"In the fire, the king will come.
Thunder rolls, piper and drum.
Evil sons, overrun.
Count their sins - judgment comes."
Wishbone Ash

The album..."Argus" (Wishbone Ash) was heard often around the house while I was growing up.

I enjoyed listening to the majestic aura each song projected while thinking about the fascinating cover. And though never admitted as a concept album..."Argus" always sounded like more than just random songs released to the public.

Perhaps...a life-long warrior's conflict between his love for the battle and his struggle to find peace. Concept or not, Wishbone Ash delivered an often forgotten classic.

Track 4 on this gem is "The King Will Come"...a 7 minute blend of double-lead guitar spinning trips and runs to delight the listener.

This double-lead guitar attack was a successful trademark of Wishbone Ash.

Andy Powell and Ted Turner seem to communicate on a whole other libbing, as often as not. And with each uncannily anticipating each other's string bites. Awesome!

Trivia note:
Ted Turner played guitar on John Lennon's..."Imagine".

Martin Turner on bass...lays a creative undertow on every song and sings or shares vocals on every number.

Tasty drums are provided by Steve Upton and he has a sweet way of drawing attention to the skins at just the right moments.
You'll understand after listening to this lost classic.

Finally, this band has one of the greatest names of all time. of my favorite album covers...perfect for framing. Good stuff!

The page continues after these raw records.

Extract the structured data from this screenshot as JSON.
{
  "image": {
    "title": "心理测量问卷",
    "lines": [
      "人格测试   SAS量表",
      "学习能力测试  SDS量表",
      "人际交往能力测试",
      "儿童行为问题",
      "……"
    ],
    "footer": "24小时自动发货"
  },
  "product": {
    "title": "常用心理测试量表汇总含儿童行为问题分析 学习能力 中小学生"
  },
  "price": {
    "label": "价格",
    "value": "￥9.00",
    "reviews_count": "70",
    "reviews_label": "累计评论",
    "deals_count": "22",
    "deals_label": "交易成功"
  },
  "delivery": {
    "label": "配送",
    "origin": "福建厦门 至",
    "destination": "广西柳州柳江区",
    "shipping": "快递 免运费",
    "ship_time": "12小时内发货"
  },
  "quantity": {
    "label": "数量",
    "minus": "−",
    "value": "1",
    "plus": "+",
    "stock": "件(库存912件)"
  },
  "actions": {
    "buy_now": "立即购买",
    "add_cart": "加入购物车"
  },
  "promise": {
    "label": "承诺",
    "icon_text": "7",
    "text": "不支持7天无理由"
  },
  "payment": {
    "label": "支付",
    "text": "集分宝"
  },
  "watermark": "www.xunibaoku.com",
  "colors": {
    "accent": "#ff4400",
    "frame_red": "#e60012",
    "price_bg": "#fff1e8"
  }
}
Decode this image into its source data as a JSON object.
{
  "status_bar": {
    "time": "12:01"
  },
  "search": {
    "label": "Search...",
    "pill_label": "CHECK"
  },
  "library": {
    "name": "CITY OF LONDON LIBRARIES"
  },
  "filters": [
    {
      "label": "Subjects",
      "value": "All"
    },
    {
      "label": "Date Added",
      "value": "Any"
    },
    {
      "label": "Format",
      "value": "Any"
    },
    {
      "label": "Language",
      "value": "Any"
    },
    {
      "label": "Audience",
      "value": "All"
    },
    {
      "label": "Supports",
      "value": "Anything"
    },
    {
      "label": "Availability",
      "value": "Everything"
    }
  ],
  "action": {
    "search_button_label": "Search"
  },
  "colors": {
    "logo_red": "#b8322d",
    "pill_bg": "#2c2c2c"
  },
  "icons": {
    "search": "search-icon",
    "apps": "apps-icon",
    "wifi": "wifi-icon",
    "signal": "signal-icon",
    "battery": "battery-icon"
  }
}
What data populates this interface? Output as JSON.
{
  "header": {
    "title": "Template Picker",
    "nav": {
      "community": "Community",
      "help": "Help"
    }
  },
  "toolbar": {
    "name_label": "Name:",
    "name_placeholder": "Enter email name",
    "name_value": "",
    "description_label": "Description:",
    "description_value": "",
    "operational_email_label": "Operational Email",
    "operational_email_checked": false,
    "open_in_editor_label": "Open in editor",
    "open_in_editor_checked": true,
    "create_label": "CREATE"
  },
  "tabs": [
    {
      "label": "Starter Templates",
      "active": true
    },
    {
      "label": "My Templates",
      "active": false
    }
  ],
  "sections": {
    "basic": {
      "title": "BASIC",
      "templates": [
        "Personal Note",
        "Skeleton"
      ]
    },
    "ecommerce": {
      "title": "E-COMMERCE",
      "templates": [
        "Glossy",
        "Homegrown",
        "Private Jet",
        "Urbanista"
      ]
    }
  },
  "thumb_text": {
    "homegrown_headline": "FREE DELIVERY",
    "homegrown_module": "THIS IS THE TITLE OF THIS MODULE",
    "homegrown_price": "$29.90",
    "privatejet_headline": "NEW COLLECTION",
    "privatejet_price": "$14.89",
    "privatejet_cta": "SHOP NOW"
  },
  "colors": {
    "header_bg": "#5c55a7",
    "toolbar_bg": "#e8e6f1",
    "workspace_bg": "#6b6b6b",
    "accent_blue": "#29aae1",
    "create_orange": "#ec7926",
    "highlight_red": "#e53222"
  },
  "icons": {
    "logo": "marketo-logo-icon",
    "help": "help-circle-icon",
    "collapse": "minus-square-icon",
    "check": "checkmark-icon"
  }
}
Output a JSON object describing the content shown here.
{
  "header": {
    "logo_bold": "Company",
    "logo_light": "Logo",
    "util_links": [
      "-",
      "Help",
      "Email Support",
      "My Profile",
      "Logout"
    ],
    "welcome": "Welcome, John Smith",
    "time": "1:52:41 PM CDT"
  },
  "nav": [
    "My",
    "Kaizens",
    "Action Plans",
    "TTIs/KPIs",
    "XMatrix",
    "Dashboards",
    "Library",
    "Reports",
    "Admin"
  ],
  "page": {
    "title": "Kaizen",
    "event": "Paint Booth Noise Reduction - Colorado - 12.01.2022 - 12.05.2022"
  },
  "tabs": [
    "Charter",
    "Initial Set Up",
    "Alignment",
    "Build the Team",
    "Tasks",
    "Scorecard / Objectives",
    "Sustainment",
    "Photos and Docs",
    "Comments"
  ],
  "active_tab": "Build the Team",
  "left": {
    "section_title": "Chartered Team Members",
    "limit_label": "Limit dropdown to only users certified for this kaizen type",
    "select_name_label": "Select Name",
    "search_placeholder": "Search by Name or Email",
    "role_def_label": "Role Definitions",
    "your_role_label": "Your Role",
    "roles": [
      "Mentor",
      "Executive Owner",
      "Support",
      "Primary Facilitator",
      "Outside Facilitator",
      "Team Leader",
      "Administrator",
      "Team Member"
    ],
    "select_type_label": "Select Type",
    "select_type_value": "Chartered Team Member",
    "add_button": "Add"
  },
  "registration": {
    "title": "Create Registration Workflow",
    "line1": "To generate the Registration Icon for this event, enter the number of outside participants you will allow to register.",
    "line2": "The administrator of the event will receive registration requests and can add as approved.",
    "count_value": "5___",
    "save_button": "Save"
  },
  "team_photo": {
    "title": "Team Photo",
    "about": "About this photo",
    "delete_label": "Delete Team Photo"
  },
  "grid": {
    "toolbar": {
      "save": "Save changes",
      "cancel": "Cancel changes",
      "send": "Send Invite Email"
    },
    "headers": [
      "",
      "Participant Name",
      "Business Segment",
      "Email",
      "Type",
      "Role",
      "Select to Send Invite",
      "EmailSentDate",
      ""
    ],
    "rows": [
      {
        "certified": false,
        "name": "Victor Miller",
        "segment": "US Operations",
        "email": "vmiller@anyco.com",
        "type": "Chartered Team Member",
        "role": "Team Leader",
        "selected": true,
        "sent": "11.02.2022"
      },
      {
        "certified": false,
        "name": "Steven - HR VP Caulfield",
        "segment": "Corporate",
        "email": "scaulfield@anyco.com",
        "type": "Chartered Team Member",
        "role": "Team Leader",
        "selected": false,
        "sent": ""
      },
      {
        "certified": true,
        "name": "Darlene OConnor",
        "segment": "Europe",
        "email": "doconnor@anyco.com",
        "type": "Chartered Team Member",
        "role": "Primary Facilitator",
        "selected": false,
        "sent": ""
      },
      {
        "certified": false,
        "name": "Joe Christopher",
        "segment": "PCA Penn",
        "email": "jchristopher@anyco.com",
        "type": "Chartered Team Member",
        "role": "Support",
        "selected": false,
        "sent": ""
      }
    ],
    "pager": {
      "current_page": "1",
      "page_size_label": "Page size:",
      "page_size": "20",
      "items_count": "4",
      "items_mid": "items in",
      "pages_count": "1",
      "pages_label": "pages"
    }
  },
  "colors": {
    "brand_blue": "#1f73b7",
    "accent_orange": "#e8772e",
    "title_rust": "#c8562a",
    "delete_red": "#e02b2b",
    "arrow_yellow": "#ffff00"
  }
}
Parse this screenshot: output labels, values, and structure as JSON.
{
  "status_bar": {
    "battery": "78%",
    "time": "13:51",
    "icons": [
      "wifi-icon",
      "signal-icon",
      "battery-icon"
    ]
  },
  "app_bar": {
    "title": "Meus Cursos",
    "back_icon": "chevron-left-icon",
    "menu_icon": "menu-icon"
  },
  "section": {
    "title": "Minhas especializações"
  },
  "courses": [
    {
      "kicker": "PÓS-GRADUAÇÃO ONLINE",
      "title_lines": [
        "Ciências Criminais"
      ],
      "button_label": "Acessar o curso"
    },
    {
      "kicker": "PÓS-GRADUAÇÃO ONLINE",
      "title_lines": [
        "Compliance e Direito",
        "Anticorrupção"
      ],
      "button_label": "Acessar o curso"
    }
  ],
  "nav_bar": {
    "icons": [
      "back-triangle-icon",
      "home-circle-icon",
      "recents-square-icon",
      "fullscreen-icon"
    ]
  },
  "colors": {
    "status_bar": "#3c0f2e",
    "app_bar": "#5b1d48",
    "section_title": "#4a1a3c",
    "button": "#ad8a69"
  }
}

Wishbone Ash performing another great song
from Argus..."Throw Down The Sword".


Wishbone Ash:-->"The King Will Come" (Argus) (1972)
(Must Own)